Report every line of the records below that contains the word "deer".
▼
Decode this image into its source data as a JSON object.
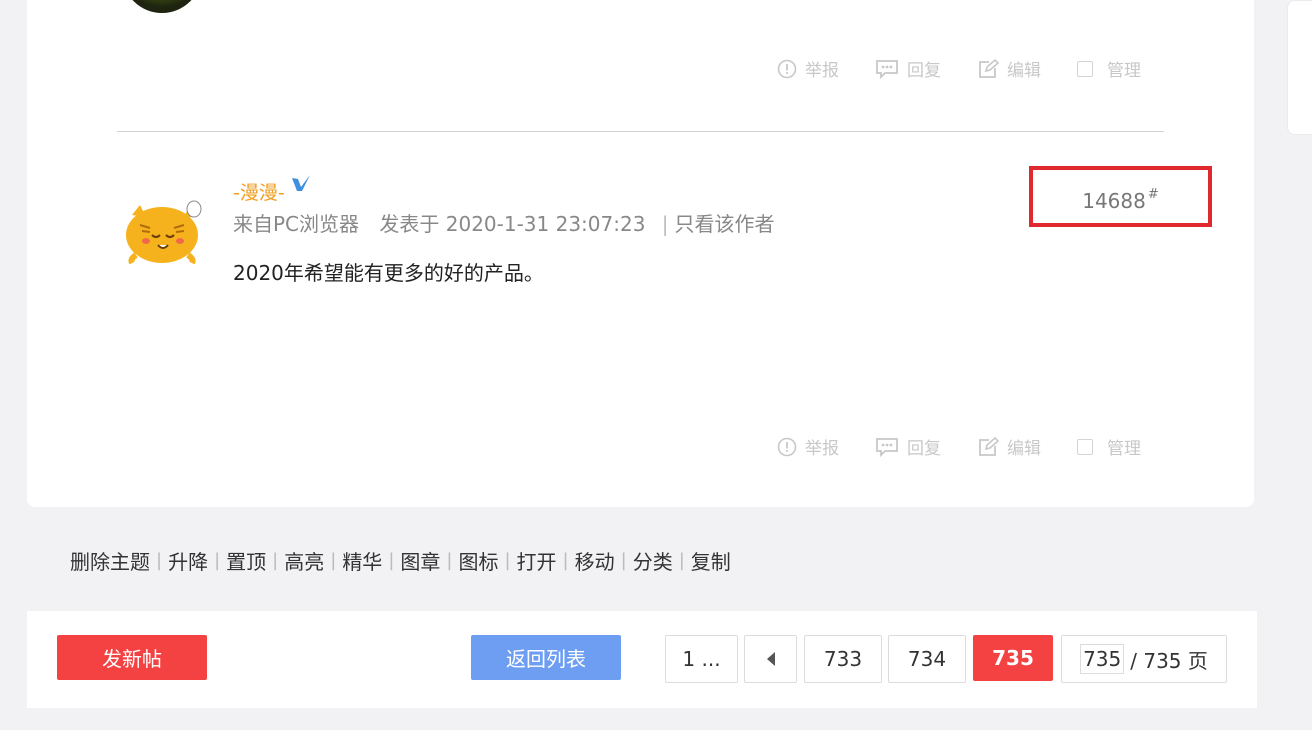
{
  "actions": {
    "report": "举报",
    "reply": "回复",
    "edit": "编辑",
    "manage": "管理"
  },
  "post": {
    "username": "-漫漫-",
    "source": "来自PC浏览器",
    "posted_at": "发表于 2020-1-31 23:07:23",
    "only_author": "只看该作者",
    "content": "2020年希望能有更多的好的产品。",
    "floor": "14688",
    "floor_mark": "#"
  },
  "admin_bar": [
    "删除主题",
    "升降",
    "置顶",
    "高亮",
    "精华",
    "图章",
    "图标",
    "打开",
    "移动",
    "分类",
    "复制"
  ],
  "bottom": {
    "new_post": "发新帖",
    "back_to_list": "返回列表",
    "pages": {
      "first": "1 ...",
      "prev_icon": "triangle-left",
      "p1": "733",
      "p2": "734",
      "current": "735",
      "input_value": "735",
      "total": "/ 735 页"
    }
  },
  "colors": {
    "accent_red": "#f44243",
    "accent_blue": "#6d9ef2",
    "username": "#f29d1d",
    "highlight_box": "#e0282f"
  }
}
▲
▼
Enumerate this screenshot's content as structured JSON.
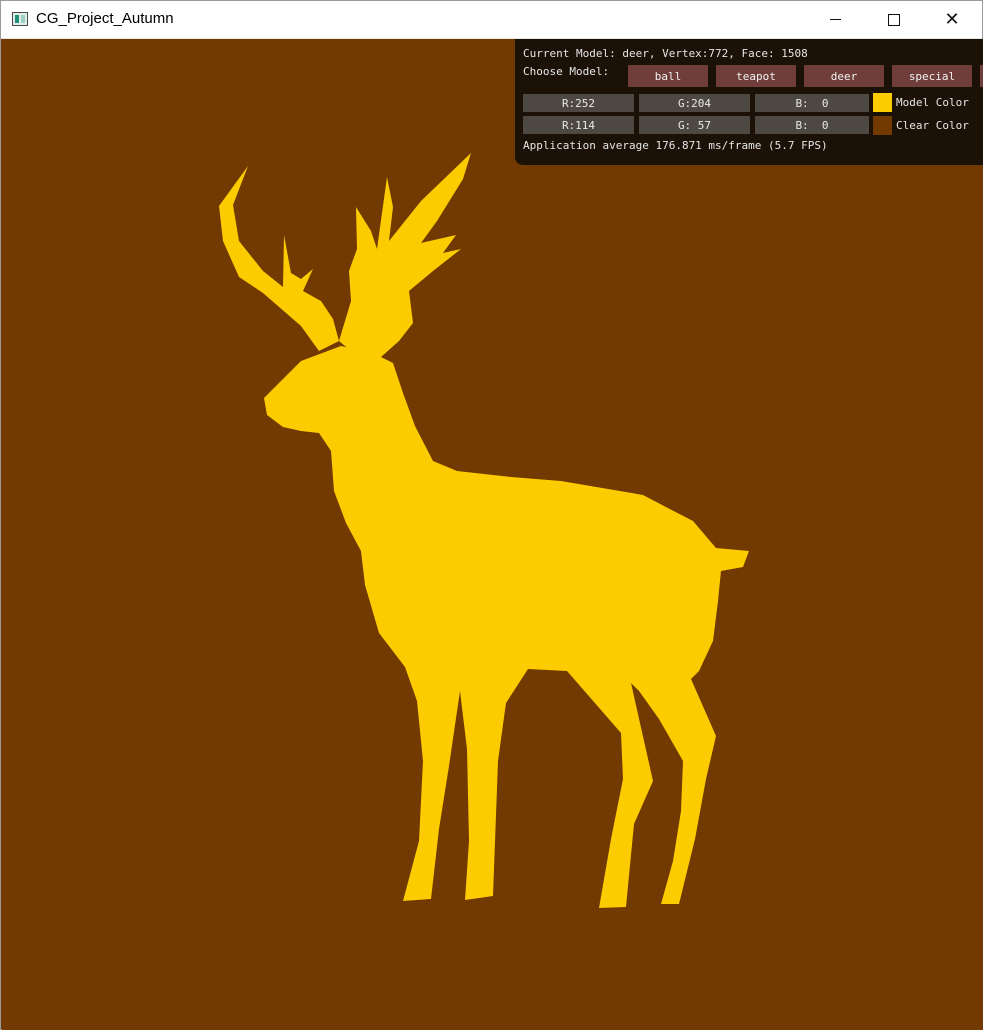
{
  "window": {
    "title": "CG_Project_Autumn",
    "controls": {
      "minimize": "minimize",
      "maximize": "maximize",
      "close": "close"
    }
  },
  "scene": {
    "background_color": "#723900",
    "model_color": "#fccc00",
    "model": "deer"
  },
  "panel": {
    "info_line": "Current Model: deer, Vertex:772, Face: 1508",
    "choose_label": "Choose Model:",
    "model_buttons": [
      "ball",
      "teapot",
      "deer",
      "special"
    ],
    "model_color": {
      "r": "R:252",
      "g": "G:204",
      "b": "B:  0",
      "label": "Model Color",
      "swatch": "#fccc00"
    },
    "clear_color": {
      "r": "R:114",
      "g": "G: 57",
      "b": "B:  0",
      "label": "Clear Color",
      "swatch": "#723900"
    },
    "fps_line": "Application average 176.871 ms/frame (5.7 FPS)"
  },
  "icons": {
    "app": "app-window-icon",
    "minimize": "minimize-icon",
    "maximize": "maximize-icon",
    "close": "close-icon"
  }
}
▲
### Response
    "model": "deer"
    "info_line": "Current Model: deer, Vertex:772, Face: 1508",
      "deer",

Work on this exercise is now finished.